◆ WHAT IS NEEDED: Filter this material down to the lines that contain the string "label", and return those lines.

◆ DATASET RECORDS:
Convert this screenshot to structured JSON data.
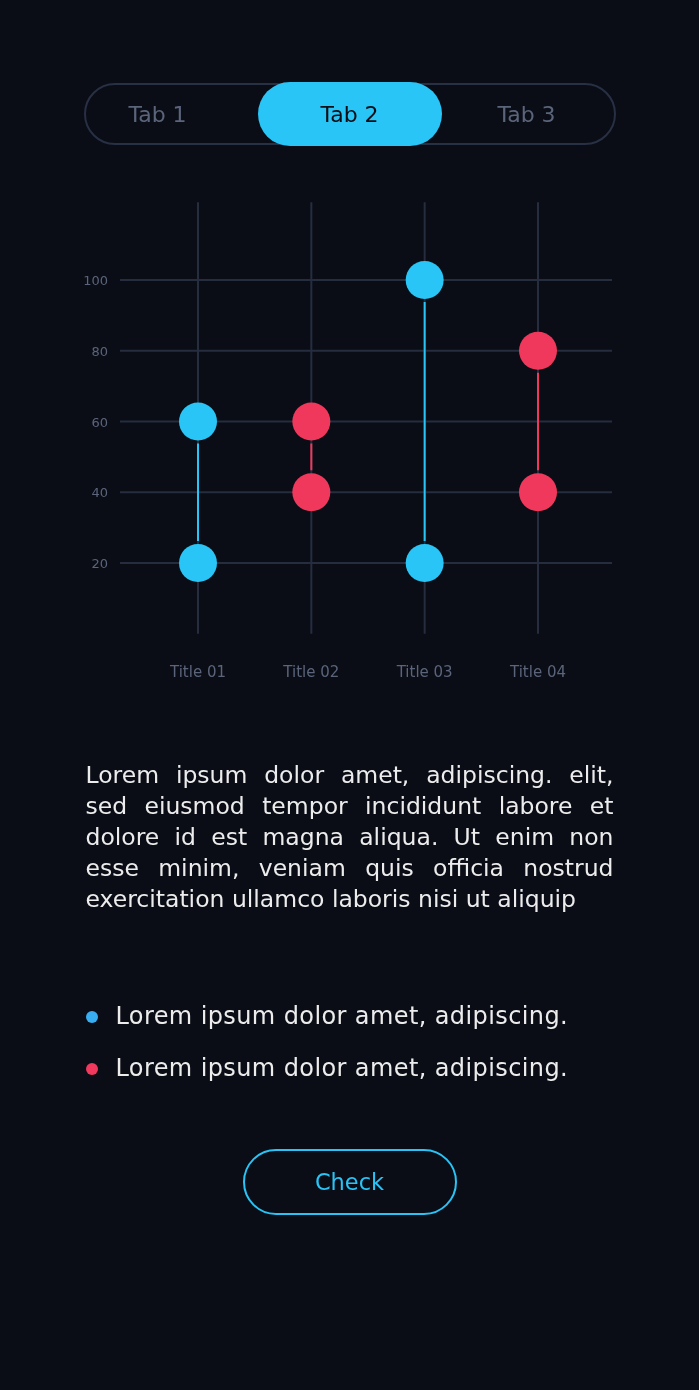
{
  "tabs": [
    {
      "label": "Tab 1",
      "selected": false
    },
    {
      "label": "Tab 2",
      "selected": true
    },
    {
      "label": "Tab 3",
      "selected": false
    }
  ],
  "chart": {
    "chart_data": {
      "type": "scatter",
      "categories": [
        "Title 01",
        "Title 02",
        "Title 03",
        "Title 04"
      ],
      "series": [
        {
          "color": "#29c5f6",
          "values": [
            60,
            null,
            100,
            null
          ]
        },
        {
          "color": "#29c5f6",
          "values": [
            20,
            null,
            20,
            null
          ]
        },
        {
          "color": "#f0385c",
          "values": [
            null,
            60,
            null,
            80
          ]
        },
        {
          "color": "#f0385c",
          "values": [
            null,
            40,
            null,
            40
          ]
        }
      ],
      "ylim": [
        0,
        122
      ],
      "yticks": [
        20,
        40,
        60,
        80,
        100
      ],
      "grid": true
    }
  },
  "description": "Lorem ipsum dolor amet, adipiscing. elit, sed eiusmod tempor incididunt labore et dolore id est magna aliqua. Ut enim non esse minim, veniam quis officia nostrud exercitation ullamco laboris nisi ut aliquip",
  "legend": [
    {
      "label": "Lorem ipsum dolor amet, adipiscing.",
      "color": "#38aef0"
    },
    {
      "label": "Lorem ipsum dolor amet, adipiscing.",
      "color": "#f0395c"
    }
  ],
  "check_button": {
    "label": "Check"
  }
}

◆ RESULT:
      "label": "Tab 1",
      "label": "Tab 2",
      "label": "Tab 3",
      "label": "Lorem ipsum dolor amet, adipiscing.",
      "label": "Lorem ipsum dolor amet, adipiscing.",
    "label": "Check"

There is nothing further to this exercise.